[SUPPLIED MATERIAL Boundary: Start]

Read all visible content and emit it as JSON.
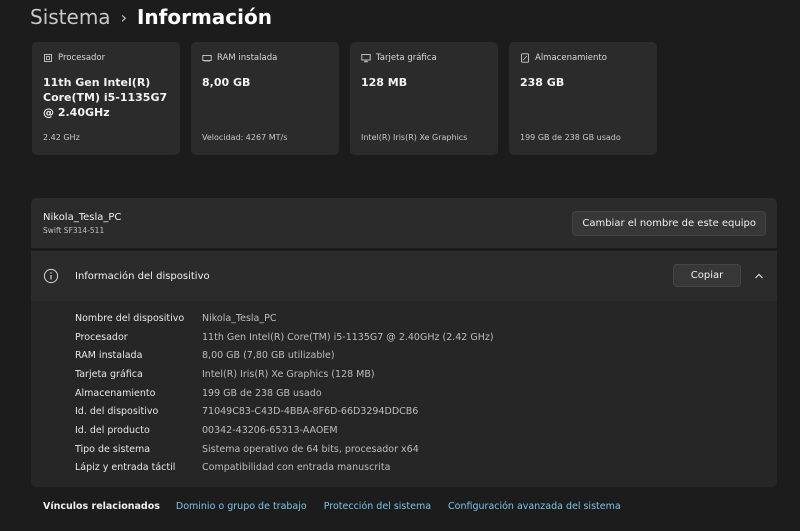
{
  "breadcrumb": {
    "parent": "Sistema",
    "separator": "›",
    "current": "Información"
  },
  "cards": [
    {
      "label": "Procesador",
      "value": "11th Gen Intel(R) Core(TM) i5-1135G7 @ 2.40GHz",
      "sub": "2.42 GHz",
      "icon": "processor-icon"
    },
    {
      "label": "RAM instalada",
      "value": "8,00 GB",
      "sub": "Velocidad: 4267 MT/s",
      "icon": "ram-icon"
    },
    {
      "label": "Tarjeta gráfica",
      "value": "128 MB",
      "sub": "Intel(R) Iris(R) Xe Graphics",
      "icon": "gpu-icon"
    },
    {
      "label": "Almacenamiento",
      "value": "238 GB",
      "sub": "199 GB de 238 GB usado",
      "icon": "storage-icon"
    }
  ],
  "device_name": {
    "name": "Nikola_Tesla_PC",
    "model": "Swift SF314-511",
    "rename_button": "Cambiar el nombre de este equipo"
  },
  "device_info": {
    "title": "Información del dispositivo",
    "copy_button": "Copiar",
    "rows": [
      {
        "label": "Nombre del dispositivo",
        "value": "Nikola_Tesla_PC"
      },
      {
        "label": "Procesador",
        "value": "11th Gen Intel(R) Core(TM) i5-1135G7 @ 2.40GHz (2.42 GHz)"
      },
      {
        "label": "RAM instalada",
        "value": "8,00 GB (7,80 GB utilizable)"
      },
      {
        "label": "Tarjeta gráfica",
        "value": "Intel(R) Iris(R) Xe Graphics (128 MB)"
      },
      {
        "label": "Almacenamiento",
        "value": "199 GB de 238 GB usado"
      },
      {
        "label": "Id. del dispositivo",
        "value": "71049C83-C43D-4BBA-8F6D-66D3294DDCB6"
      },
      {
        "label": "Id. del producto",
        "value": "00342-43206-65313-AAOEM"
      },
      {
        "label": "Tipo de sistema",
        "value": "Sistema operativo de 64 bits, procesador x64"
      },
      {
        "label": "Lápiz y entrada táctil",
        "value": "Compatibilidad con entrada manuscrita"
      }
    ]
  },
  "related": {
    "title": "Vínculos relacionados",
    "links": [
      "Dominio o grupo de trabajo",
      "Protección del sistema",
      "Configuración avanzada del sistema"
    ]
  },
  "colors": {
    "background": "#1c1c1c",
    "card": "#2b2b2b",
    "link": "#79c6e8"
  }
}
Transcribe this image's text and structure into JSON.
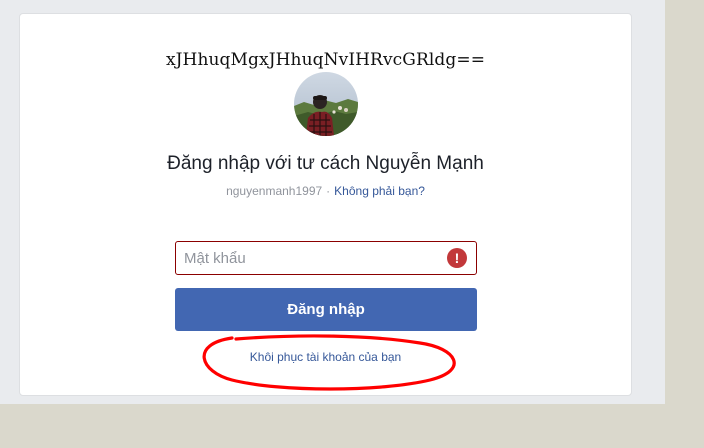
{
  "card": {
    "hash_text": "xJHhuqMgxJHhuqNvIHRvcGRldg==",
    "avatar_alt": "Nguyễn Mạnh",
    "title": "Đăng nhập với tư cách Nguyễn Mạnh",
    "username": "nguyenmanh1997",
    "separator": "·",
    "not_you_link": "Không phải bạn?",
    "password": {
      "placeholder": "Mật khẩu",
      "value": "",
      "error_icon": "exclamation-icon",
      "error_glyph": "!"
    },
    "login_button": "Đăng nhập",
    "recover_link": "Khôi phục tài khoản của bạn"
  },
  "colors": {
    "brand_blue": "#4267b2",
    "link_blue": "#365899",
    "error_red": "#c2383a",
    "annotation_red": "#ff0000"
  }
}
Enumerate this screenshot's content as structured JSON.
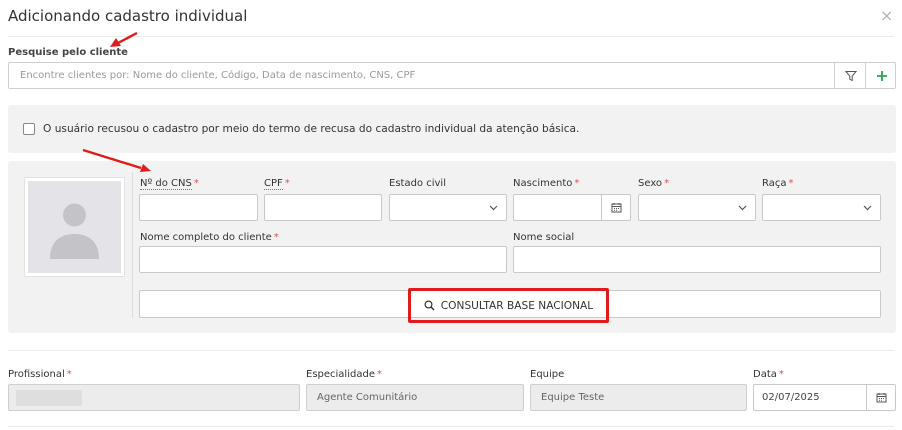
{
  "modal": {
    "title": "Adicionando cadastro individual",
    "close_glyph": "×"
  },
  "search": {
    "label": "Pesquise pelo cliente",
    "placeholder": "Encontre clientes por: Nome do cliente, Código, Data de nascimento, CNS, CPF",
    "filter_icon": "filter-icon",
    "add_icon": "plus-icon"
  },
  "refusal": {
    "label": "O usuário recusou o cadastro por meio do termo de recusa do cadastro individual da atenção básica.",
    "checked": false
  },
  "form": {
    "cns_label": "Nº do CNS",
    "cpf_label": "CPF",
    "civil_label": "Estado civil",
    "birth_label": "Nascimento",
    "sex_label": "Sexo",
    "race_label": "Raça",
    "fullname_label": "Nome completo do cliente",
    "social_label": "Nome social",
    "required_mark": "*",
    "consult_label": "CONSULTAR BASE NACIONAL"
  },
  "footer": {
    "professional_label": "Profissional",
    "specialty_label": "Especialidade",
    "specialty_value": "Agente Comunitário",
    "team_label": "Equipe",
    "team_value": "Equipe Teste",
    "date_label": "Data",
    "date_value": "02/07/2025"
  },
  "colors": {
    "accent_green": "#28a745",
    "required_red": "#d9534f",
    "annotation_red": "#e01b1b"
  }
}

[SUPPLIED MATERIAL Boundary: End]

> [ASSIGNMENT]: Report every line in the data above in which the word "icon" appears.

> [RESPONSE BOX]:
      "icon": "processor-icon"
      "icon": "ram-icon"
      "icon": "gpu-icon"
      "icon": "storage-icon"
      "error_icon": "exclamation-icon",
    "filter_icon": "filter-icon",
    "add_icon": "plus-icon"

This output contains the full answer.